Sometimes, we find ourselves in difficult and unpleasant situations, but we should stay in order to achieve certain goals. You may not like school, but you should go to school because you need a good education to survive at the workplace and in this world generally. You may not like a particular teacher at school, but you may need to take and pass a course taught by that teacher in order to graduate. You may not like to serve anyone, but you may need to learn a trade by serving a master in order to become a master in future. And you may not like your boss or employer, but you may need to work to survive in life. Humility, patience, endurance, and long-suffering are helpful for survival. If you lack any of them, pray to the Almighty God who freely gives these gifts to those who ask.

Many of us like to talk, and that is not necessarily a bad thing. However, we should do more and talk less. That means, for example, minimizing blame and excuses and taking advantage of every legitimate opportunity available to you to improve yourself. Lazarus did not like dogs licking his sores, but he needed to look beyond that in order to obtain some of the food that fell from the rich man’s table. As much as possible, we should put pride aside. When you come across an opportunity, pray about it, grab it with your two hands, embrace it in your arms, and sometimes, jump into it with your two feet as well.

In summary, we have learned five lessons from this Bible passage; namely:

• Heaven and hell are real;

• Lack of care and compassion for fellow human beings may lead us to hell;
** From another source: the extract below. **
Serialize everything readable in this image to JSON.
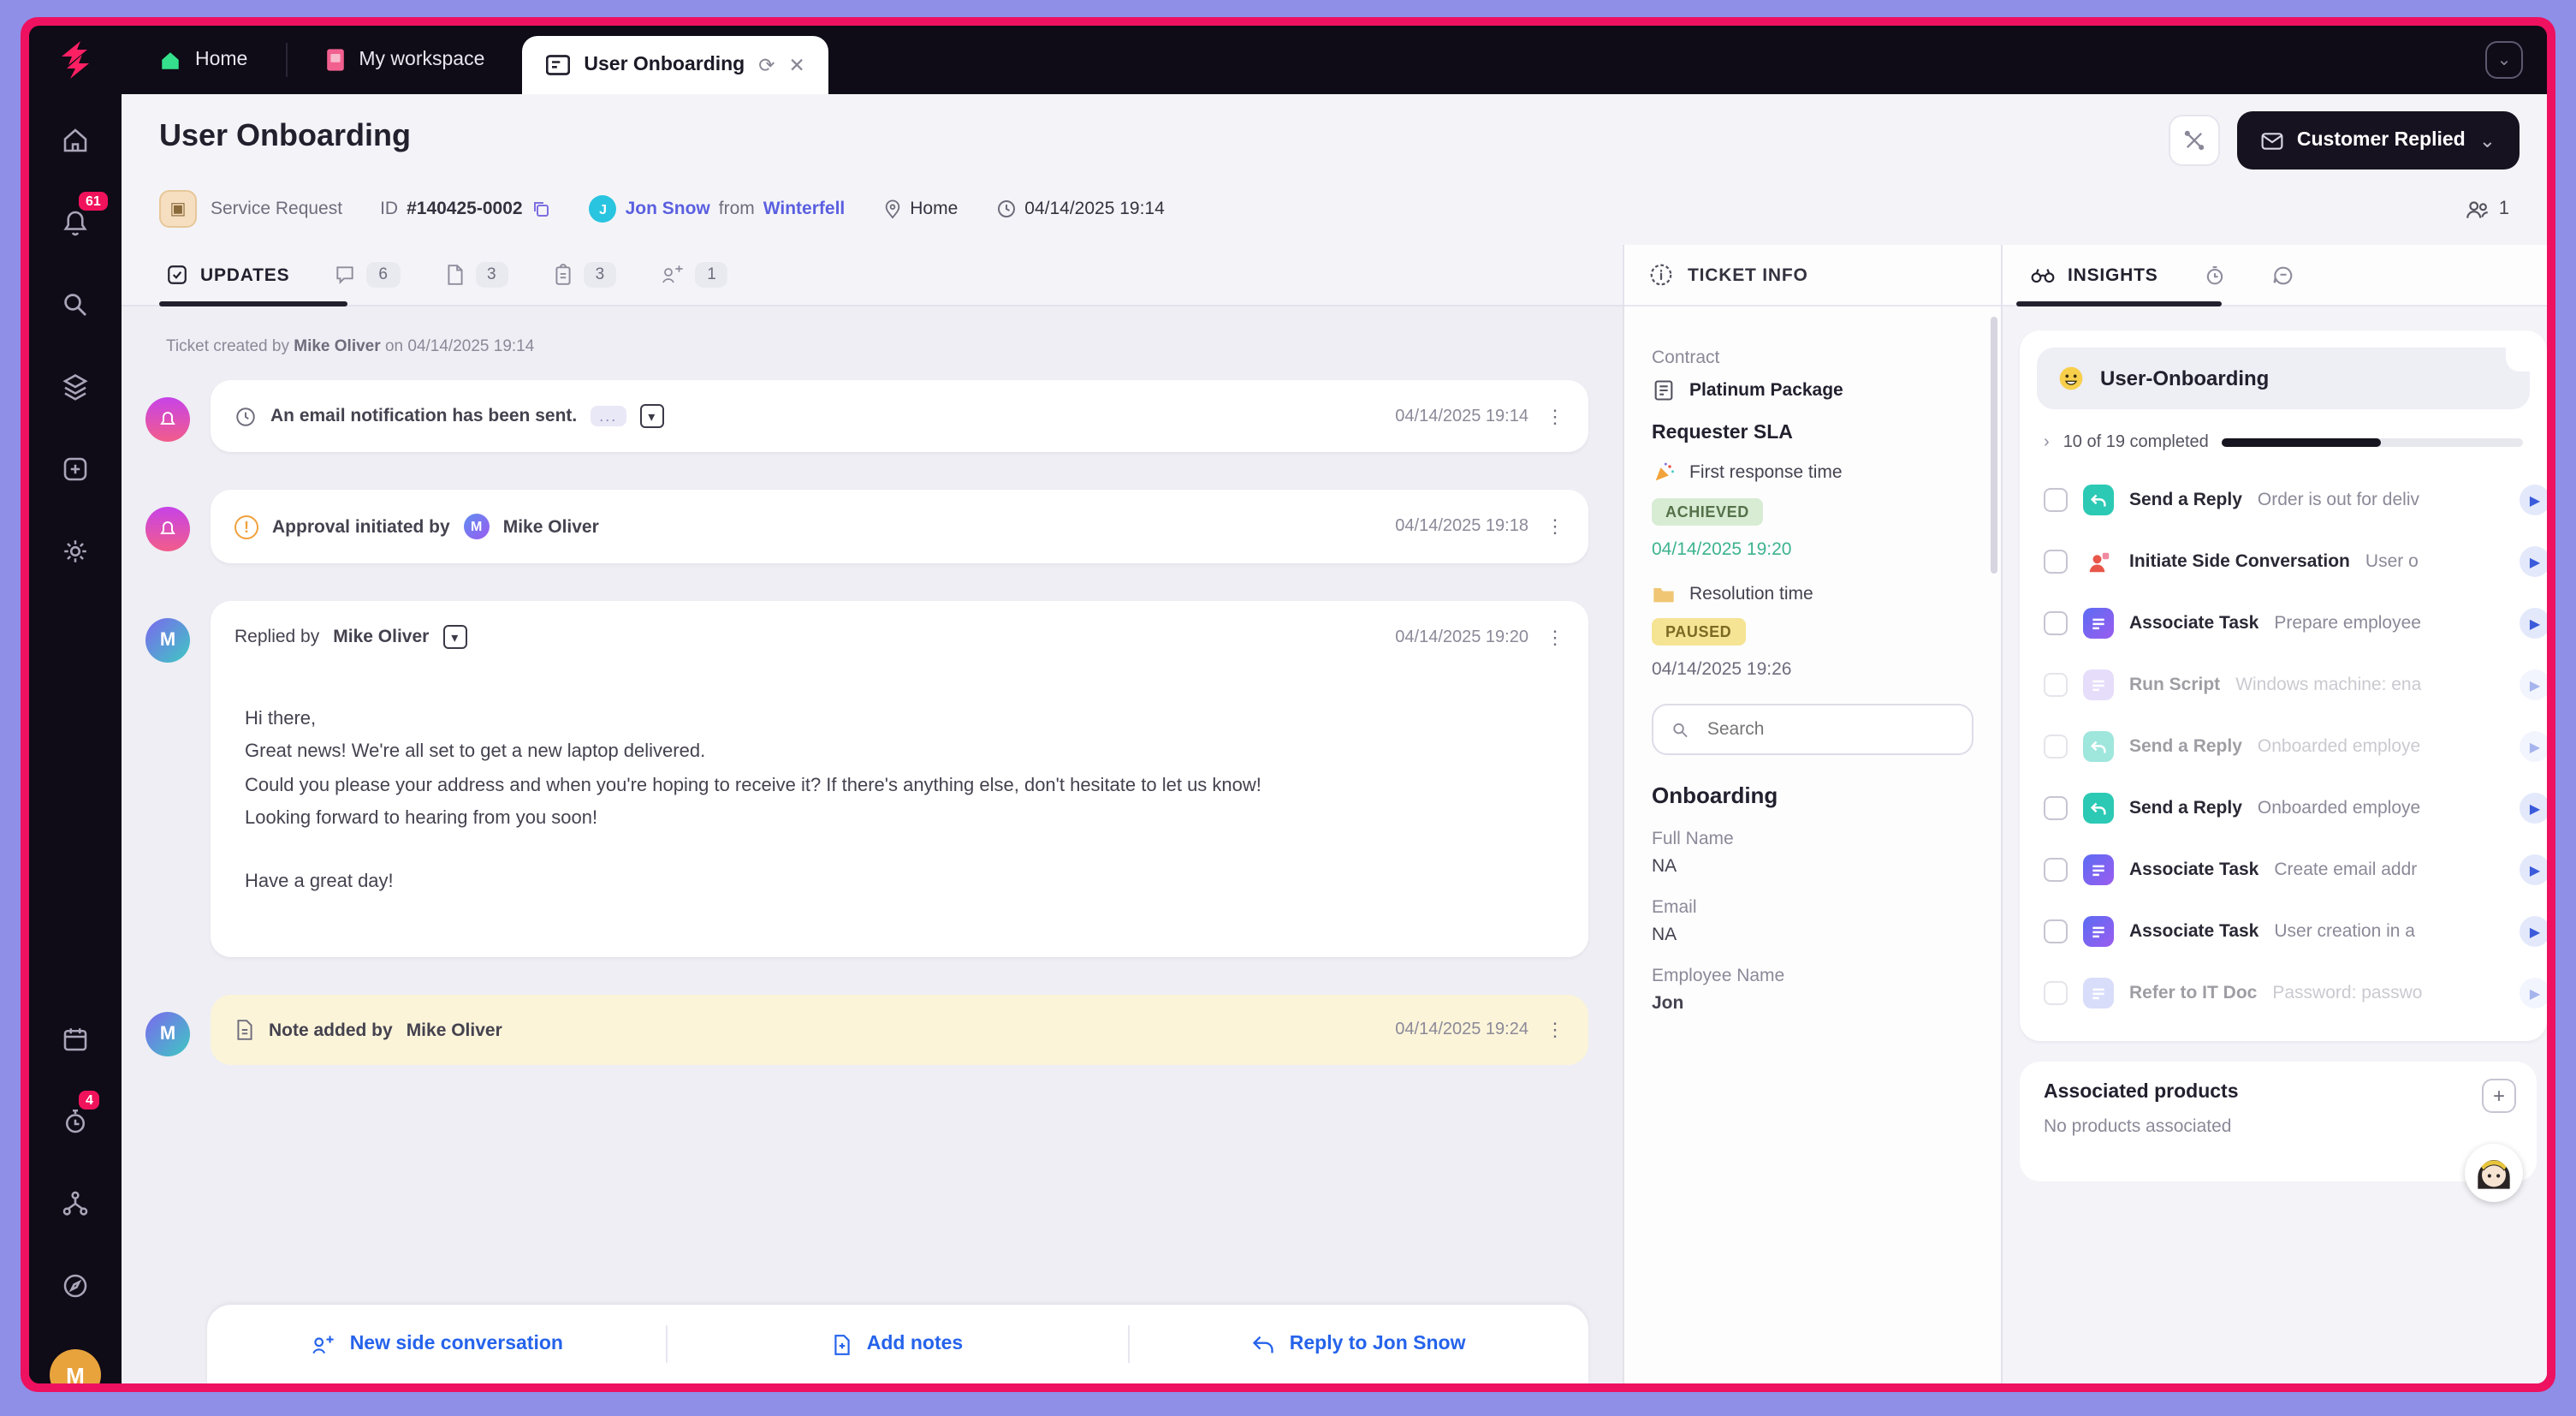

• No one is coming from the dead to deliver a new message;

• What we are today does not necessarily determine what we will be tomorrow; and

• We should make use of legitimate opportunities to better ourselves.

May the Almighty God help all of us to understand and appreciate the reality of heaven and hell, and to choose the path that leads to heaven. We should move away from sin, draw nearer to God, show kindness to our fellow human beings, and do those things that Christ would do; in the hopes that, by his grace, God will have mercy on us and take us to heaven and to the bosom of Abraham.


Prayer is the key. May God grant us the grace to seek Him daily through our prayers.

Dr. Daniel Gyebi, Attorney-at-Law, Texas, U.S.A., and Founder, PrayerHouse Ministry, Kumasi, Ghana.

PrayerHouse Ministry is dedicated to providing a quiet facility for Christians to pray individually by themselves without any intermediary priest, pastor or any other person. This is a free service. No money is demanded or accepted. The facility is located at Kyerekrom / Fumesua, near Building and Road Research Institute Offices, one mile off the Kumasi-Accra Road and next to a house called Grace Castle. If you are interested, please contact Agnes at 027-7423815.

Columnist: Gyebi, Daniel